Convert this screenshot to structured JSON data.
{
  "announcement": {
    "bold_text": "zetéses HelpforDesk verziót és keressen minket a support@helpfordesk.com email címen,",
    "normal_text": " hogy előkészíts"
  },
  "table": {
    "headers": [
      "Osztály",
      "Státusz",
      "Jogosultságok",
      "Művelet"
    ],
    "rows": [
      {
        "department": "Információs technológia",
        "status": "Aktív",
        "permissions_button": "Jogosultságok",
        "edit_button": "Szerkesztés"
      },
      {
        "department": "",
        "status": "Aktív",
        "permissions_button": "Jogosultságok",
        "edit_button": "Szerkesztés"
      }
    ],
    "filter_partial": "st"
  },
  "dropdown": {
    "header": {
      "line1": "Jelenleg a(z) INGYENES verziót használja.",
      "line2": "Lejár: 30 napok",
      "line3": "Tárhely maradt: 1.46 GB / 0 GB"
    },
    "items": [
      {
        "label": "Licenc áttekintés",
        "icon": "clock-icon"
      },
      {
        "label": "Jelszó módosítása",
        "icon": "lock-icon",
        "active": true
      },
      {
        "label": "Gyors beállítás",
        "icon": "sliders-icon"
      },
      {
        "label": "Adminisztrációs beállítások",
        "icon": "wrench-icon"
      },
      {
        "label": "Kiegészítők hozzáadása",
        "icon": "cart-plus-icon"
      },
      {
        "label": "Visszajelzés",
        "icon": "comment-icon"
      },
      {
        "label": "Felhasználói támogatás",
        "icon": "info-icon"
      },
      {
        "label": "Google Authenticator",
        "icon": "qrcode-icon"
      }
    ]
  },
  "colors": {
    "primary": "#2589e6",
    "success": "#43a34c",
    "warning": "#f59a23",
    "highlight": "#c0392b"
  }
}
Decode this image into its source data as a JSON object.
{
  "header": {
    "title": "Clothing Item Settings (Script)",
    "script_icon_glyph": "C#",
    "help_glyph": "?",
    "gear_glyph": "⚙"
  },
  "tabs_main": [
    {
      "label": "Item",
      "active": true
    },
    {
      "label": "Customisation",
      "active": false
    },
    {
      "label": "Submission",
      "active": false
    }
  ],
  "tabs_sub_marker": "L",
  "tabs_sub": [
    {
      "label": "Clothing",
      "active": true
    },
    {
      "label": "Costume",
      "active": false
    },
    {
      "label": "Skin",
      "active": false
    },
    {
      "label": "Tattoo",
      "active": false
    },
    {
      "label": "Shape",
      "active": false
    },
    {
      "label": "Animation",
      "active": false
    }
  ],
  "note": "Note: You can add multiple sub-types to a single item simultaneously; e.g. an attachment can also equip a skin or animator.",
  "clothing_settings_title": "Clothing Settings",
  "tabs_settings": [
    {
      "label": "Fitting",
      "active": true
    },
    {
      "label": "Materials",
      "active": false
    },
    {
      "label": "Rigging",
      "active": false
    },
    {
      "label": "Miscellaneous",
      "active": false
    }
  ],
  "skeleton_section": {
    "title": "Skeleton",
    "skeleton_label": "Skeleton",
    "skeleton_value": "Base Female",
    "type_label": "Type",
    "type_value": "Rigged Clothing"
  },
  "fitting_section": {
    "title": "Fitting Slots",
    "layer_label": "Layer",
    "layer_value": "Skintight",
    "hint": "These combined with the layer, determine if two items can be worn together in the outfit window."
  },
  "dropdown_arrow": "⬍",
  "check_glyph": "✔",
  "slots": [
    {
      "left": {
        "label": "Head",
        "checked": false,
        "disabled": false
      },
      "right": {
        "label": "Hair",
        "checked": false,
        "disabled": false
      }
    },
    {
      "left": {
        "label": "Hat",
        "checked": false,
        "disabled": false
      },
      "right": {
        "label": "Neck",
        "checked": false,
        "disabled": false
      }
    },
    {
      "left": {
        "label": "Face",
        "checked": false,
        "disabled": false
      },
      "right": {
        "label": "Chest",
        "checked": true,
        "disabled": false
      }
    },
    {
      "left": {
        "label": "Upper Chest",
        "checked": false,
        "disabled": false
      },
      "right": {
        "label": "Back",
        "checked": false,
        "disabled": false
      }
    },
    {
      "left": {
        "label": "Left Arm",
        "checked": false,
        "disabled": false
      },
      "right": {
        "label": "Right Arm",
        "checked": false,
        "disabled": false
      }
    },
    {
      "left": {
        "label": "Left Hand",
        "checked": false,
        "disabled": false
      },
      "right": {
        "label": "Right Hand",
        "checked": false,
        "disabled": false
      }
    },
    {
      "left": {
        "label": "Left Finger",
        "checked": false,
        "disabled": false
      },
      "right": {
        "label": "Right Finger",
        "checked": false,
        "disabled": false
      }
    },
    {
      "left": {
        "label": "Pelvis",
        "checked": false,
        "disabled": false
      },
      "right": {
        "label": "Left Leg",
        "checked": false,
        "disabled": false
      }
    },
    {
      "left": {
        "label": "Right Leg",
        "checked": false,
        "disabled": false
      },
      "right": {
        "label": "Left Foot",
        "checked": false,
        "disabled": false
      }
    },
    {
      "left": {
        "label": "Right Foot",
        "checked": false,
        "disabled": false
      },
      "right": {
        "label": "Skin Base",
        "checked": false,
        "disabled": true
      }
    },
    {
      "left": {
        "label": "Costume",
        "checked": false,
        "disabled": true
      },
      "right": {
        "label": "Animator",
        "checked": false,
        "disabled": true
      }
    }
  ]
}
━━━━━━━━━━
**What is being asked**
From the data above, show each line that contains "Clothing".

**Problem solution**
    "title": "Clothing Item Settings (Script)",
      "label": "Clothing",
  "clothing_settings_title": "Clothing Settings",
    "type_value": "Rigged Clothing"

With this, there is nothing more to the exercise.